By contrast, we can detect thousands of distinct scents, perceiving them through a complex process, which makes it easy to disrupt. How it worked was a mystery until the early 1990’s, when Dr. Richard Axel and Dr. Linda Buck, unraveled the network that governs our sense of smell. It starts with the family of 350 odor receptors clustered at the top of the nasal cavity. There are thousands of specific aromas, and only a single molecule is needed to light up one or more receptors.

Smell sensitivity varies widely from individual to individual thanks to quirks of physiology. Some people are “smell blind” to certain chemicals, such as TCA, or cork taint, for example. We now know that the ability to smell fades much more than the ability to taste. Taste is our most stable sense. There’s some evidence the number of taste-buds declines with age, but people may not notice this because they’re scattered throughout your mouth.

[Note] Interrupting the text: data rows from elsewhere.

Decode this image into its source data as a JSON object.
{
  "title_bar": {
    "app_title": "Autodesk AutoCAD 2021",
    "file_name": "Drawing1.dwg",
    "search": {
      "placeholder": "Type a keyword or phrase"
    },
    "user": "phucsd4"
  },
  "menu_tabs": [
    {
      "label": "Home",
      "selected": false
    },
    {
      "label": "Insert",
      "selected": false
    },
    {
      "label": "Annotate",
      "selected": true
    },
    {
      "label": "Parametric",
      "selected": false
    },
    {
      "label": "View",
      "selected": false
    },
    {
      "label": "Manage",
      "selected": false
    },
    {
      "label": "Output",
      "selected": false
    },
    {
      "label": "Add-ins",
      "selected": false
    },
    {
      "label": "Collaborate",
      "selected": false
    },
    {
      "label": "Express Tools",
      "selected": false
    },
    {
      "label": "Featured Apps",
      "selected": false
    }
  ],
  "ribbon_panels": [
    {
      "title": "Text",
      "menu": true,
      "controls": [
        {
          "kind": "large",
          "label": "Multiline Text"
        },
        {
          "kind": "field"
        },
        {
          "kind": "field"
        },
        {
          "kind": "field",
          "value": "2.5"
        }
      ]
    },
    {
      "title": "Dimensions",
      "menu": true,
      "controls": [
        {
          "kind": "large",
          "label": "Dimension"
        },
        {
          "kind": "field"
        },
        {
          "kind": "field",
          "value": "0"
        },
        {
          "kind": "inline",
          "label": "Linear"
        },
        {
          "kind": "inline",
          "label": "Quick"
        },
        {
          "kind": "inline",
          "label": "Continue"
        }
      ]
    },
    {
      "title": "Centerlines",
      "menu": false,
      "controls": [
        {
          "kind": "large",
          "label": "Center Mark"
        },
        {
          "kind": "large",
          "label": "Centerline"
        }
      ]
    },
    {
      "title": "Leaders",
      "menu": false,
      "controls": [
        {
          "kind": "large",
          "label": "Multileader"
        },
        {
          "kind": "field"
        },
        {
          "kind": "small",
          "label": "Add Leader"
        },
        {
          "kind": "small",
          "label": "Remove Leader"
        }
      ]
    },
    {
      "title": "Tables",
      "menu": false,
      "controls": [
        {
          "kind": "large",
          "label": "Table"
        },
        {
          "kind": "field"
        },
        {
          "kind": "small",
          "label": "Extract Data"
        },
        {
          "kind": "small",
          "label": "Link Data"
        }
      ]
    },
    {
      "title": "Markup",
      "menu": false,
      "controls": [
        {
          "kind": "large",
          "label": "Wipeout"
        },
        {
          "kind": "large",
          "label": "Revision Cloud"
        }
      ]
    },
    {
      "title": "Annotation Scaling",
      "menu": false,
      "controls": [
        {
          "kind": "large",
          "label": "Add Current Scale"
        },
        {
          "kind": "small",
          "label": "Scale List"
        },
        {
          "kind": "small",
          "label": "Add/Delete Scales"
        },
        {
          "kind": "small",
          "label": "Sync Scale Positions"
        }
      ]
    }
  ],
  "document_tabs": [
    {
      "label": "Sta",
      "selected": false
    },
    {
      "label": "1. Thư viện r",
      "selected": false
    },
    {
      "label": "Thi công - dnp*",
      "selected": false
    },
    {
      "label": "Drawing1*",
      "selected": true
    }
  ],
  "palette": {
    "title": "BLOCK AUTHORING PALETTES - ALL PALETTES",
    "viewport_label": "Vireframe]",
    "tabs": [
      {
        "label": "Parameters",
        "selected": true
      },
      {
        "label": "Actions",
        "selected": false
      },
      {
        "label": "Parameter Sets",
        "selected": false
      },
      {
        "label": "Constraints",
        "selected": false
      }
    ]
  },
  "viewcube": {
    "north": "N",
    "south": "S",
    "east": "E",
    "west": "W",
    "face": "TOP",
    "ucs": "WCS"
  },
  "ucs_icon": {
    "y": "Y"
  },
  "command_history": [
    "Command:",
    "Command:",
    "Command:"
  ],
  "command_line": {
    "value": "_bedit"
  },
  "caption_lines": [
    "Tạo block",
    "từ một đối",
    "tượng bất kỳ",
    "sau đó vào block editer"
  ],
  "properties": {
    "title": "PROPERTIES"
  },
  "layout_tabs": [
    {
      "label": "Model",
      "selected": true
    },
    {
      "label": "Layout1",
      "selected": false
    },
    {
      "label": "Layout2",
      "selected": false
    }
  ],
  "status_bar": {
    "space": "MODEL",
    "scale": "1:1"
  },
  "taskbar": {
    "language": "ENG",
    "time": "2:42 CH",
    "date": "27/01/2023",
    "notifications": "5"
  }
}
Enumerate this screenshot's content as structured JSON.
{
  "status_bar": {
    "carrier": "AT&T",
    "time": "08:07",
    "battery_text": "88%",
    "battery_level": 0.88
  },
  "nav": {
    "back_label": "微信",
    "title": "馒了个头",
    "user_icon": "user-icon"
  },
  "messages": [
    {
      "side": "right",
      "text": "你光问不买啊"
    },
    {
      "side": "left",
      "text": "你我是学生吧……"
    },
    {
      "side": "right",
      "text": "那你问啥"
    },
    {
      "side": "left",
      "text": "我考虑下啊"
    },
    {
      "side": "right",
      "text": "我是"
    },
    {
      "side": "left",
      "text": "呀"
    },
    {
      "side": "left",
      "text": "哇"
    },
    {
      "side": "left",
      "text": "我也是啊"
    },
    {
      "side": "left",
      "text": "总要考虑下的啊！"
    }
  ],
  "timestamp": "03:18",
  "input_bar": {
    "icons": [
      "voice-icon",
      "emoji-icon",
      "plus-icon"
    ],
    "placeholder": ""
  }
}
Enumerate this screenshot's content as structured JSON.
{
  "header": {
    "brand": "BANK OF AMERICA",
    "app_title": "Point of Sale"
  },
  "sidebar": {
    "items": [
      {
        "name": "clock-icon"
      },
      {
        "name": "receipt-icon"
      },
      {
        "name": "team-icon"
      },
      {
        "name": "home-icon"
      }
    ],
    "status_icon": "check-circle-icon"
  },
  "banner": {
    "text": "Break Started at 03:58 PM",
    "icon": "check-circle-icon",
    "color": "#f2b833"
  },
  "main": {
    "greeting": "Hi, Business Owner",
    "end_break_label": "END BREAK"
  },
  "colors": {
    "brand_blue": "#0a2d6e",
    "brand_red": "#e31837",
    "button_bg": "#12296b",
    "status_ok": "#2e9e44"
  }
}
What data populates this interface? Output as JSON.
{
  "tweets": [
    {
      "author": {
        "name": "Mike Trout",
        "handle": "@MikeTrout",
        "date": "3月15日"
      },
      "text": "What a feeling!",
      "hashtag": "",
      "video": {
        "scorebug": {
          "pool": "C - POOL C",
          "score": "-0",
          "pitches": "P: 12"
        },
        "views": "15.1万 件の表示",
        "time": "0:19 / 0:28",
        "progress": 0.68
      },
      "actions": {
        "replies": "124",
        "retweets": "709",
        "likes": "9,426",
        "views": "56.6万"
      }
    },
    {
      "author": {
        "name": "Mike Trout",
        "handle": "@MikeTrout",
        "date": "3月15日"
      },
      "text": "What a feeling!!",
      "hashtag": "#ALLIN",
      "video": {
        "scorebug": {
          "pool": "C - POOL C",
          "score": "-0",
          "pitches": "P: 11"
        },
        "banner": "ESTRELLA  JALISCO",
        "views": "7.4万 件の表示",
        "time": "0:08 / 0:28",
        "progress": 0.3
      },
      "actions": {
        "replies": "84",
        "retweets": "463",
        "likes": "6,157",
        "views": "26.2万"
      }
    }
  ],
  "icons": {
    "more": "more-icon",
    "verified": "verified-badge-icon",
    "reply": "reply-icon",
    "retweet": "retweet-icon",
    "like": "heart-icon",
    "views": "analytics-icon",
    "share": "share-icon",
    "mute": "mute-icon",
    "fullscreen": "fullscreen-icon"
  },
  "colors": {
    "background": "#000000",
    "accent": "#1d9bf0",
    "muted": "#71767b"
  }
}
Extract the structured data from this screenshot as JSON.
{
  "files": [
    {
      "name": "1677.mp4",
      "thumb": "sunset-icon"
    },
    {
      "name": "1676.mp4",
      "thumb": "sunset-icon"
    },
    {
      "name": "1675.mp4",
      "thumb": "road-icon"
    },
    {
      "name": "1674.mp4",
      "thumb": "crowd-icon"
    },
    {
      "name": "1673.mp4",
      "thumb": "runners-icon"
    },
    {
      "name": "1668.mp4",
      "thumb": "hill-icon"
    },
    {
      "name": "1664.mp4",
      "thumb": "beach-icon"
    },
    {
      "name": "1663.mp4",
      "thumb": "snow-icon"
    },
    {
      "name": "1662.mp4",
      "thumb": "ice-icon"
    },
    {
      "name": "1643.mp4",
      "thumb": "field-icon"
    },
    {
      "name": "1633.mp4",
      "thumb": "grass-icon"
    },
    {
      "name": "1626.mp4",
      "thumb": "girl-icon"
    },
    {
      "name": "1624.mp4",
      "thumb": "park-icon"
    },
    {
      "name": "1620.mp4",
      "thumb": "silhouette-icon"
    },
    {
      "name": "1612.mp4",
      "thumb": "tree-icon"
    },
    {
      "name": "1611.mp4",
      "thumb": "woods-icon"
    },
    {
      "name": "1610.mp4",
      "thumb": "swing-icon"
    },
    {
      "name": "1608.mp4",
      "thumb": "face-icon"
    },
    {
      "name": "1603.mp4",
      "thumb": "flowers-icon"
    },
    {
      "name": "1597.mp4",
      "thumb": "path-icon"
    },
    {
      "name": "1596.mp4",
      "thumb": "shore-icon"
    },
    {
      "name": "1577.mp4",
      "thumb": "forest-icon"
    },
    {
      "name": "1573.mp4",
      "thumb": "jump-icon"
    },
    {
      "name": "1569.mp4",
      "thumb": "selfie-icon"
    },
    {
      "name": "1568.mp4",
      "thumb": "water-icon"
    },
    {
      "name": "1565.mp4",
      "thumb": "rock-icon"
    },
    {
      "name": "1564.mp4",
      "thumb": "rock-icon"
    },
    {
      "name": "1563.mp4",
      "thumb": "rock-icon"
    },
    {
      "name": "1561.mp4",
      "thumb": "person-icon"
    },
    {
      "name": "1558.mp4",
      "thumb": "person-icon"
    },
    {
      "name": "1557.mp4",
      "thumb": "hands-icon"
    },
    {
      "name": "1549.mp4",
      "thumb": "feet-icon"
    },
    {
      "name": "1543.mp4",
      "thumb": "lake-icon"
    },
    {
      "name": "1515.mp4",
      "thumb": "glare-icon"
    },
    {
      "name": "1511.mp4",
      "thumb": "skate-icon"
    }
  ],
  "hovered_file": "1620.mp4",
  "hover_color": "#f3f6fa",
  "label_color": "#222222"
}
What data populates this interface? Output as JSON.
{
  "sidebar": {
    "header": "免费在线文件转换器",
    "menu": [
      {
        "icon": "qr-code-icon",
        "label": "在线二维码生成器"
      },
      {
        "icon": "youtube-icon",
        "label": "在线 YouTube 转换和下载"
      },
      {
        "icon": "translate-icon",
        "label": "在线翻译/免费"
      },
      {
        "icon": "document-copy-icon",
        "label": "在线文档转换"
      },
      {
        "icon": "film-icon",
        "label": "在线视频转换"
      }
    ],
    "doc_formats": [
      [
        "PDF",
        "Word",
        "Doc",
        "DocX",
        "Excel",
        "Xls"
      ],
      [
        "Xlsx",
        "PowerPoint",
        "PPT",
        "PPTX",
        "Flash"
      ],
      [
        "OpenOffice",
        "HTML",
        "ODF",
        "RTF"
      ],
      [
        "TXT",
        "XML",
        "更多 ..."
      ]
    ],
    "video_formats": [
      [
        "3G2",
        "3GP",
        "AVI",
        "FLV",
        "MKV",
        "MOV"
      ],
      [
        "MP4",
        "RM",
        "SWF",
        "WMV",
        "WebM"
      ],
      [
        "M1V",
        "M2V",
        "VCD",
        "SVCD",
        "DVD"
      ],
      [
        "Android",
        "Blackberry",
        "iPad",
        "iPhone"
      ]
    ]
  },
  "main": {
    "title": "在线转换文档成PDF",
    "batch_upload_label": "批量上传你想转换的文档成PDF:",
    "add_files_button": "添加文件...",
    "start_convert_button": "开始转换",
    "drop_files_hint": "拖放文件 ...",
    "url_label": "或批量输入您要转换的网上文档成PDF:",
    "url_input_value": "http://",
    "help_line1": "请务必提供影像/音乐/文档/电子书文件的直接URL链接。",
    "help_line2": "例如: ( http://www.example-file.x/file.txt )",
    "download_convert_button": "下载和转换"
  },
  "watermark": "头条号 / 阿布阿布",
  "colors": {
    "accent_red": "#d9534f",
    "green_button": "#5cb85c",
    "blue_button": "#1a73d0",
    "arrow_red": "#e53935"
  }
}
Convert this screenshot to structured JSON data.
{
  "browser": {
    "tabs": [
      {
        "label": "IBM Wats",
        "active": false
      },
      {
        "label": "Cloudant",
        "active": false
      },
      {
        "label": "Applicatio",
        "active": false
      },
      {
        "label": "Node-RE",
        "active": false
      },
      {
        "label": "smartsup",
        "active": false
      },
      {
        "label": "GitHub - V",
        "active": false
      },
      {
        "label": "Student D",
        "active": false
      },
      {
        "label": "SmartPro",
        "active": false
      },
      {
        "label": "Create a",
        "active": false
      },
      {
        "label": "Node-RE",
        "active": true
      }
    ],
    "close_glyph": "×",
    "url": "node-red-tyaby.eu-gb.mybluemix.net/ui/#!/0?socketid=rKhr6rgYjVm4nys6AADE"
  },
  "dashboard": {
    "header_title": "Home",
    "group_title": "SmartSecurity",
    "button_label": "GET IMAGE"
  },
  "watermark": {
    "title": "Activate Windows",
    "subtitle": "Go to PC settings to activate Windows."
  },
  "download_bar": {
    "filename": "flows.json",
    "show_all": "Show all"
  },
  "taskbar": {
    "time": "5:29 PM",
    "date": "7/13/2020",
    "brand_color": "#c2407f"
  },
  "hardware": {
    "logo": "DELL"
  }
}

If you add in the physical sensations of texture, you can still discern much from a mouthful of wine.

The taste we start losing first is our sense of bitterness. It declines in a measurable way over a lifetime for men, while for women it starts at menopause. Other studies have indicated that perception of salty tastes decreases more than sour and sweet ones. Wine professionals may compensate for a lessened ability to nose out nuances by relying on their experienced palates and detailed taste memories. California-based Dan Berger, 73, who’s been writing about wine for almost 40 years and organizes and judges wine competitions, believes his palate memory is “better than it has ever been” because the vast number of wines he’s tasted from around the world “conjure up sense memories I never had when I was younger.” This is one way that age can be a positive factor in how our brains read smell and taste signals.

Scores of older winemakers, importers, brokers and sommeliers are still using their noses and taste buds to make critical decisions on wines—a fact that should give ageing wine lovers reason to continue to have confidence in their own wine opinions.